In the wake of the 21st century, the border lines of contemporary art are blurrier than ever. Once considered as an act of rebellion and vandalism, graffiti has now begun to be appreciated as art – exactly "street art" – and people around the world visit certain locations to see these masterpieces. Last week, Blu, another famous graffiti artist who is widely known as "Italian Banksy," graced the headlines all over the world after destroying his own artworks on the walls of the buildings in Bologna, Italy.
Blu decided to vandalize his own works after it was announced that the Bologna History Museum will hold and exhibition and auction of street art titled "Street Art: Banksy & Co." and various street art, including Blu's trademark murals will be removed from their original locations and transferred to the museum. Upon discovering this, Blu and a group of activists protested the exhibition and painted over Blu's artworks with grey paint. Blu began painting illegal murals all over Bologna in the late 1990s. In the beginning of his career he used spray paint like any other graffiti artist; however, Blu started painting in 2001 with house paint, using rollers mounted on top of telescopic sticks. He became a widely-recognized artist worldwide and was even invited to decorate Tate Modern. Blu was also involved in a similar protest in 2014 and allowed activists to cover two of his murals in the city with black paint to protest urban development policies. Last week's development once again raised questions about the copyrights of street artists. In 2014, the artworks of Banksy, probably the most well-known street artist in the world, who has been painting provocative murals around the world, were exhibited and auctioned for sale without the consent of the artist.
Moreover, the recent exhibition of Banksy's artworks in Istanbul, which has couple of sponsors and requires an entrance fee to see artworks that were originally made for public view, caused eyebrows to raise as the idea of such an exhibition is against the very thing that street artists stand for. The works of street artists such as Banksy and Blu are site-specific, meaning they deliver a message through the images as well as the location of the murals (such as Banksy's depiction of Steve Jobs as a refugee located at the refugee camp in Calais). Removing these works from their original location and exhibiting them for profit is against the spirit of street art which is rebellious and critical.

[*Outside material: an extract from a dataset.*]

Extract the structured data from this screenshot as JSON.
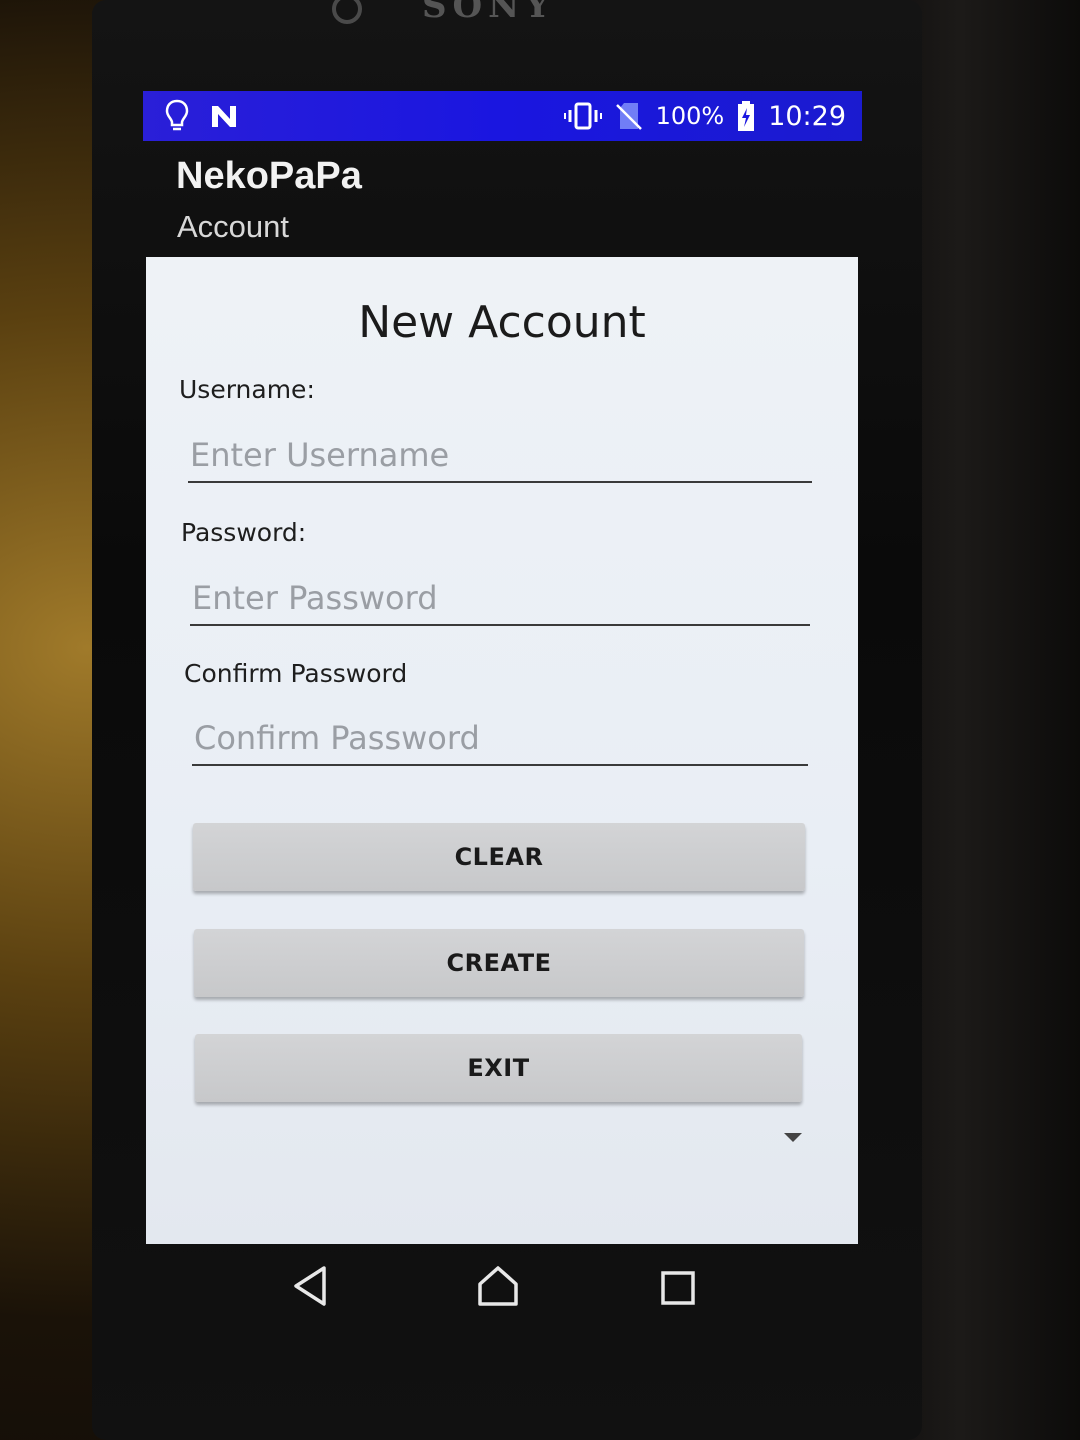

Please click to read our informative text prepared pursuant to the Law on the Protection of Personal Data No. 6698 and to get information about the cookies used on our website in accordance with the relevant legislation.
6698 sayılı Kişisel Verilerin Korunması Kanunu uyarınca hazırlanmış aydınlatma metnimizi okumak ve sitemizde ilgili mevzuata uygun olarak kullanılan çerezlerle ilgili bilgi almak için lütfen tıklayınız.